"Was any other contract between the plaintiff, Lee, and defendant, Limerick, with reference to the doing and performing of the work, or any part thereof, for which it is sought to recover in this action? If so state when it was made, and where, and what were the terms of said contracts?" And, that the jury did not agree with Limerick in his statement, viz: "That he never made a contract with Lee," is disclosed by their answer. "Yes, a verbal contract about June 20, 1901, at Limerick's house, to paper and paint as per specifications for the payment, by G. W. Limerick to A. D. Lee, of $ 335.00, less $ 5.00 for labor already done. Ed Ward, Foreman."
¶22 After hearing all the evidence in the case, the jury found that Limerick had entered into a contract with Lee in which he agreed to pay him for material and labor; and that finding of the jury is supported by the evidence of three witnesses, and denied only by the plaintiff in error.
¶23 And when controverted questions of fact are submitted to a jury, and the evidence adduced is conflicting and contradictory, but there is competent evidence reasonably tending to support every material allegation necessary to uphold the verdict, and the trial court approves the verdict, and renders judgment in accordance therewith, and a new trial is refused, this court will not disturb the verdict of the jury and the judgment of the court on the weight of such conflicting evidence.

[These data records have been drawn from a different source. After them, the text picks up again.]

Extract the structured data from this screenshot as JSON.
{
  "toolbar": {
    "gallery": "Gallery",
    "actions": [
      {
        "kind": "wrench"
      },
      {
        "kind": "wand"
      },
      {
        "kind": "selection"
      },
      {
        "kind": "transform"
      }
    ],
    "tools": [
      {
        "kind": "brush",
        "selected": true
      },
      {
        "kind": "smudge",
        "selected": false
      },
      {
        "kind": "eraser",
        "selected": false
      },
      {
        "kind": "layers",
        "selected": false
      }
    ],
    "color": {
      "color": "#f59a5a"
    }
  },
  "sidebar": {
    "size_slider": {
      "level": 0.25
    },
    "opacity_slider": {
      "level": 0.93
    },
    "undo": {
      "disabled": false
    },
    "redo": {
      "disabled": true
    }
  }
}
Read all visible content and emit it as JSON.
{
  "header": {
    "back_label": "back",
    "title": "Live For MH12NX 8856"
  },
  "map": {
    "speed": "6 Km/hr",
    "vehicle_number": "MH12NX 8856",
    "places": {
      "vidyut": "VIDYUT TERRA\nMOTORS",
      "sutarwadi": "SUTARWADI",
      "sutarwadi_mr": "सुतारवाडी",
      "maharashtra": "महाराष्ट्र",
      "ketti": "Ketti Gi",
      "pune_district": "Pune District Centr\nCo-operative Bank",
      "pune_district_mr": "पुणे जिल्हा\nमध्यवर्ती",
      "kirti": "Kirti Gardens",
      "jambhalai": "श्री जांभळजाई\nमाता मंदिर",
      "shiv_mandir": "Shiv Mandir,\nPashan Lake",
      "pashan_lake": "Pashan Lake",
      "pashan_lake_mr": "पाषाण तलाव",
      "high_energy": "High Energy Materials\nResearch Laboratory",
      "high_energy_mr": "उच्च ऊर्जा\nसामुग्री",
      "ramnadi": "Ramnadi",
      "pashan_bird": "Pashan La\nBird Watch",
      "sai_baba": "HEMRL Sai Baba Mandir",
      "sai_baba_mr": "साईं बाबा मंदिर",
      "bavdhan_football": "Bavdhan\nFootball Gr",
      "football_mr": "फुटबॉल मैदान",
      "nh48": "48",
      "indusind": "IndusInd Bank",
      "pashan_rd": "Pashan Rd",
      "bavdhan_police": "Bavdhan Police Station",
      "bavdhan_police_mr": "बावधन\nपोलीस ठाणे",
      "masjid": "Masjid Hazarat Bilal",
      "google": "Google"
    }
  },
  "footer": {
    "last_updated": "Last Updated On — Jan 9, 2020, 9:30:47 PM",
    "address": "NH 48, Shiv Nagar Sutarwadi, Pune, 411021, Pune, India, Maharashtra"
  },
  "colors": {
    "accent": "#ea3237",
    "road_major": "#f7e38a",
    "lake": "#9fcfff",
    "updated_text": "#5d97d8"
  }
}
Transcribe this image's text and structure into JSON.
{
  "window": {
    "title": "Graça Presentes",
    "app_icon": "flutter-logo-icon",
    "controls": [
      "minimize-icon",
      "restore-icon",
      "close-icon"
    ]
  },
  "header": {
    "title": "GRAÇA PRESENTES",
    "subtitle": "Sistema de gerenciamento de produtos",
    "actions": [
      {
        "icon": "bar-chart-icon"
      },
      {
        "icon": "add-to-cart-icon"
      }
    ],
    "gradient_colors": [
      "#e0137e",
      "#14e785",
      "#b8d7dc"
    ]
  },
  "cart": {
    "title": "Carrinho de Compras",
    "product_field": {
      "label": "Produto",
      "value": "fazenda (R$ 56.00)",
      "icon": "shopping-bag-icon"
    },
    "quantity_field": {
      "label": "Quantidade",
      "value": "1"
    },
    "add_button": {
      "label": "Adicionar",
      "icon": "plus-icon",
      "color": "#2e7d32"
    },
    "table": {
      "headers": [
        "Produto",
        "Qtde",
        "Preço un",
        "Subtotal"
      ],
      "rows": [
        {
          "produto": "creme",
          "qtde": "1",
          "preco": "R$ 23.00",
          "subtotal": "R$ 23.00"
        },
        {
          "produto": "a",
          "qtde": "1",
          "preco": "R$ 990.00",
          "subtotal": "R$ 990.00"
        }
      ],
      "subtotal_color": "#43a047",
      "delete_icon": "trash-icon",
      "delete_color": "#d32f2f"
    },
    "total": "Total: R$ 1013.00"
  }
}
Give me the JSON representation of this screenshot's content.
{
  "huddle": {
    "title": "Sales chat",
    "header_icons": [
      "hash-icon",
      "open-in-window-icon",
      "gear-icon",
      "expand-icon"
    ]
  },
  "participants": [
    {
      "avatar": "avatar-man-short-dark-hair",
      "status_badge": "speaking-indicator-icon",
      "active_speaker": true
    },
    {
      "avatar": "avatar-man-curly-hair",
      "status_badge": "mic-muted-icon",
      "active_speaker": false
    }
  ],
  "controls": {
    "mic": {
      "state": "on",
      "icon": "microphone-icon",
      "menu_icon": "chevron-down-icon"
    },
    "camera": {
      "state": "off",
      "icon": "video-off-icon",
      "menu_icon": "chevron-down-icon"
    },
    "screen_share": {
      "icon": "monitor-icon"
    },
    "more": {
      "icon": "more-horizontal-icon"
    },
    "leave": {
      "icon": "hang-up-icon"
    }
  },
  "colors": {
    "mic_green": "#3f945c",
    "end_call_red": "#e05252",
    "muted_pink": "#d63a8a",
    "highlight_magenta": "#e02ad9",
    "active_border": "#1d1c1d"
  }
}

¶24 We have searched the books in vain for an authority holding that an admission in a lien statement or cross-petition was a legal tender with which a stranger to the proceeding could pay for material furnished and services rendered, in painting and papering his house; and the total absence of such an authority, in more than a century of judicial growth, prolific of judicial decision upon the multitudinous phases and features of legal controversy, is a lasting tribute to our jurisprudence, as evidence of the substantial and ample protection it affords to laborer and artisan alike, as against technicality invoked to defeat the payment of an honest debt.
¶25 In this case, the law, and the equity will take the lien statement of Lee, properly framed, with its limitations, and hang it up over the mantel of Limerick, with the inscription: "The laborer is worthy of his hire."
¶26 A careful examination of the record failing to disclose reversible error, it will be unnecessary to consider the remaining questions raised; and the judgment of the trial court will be affirmed.
¶27 All the Justices concurring.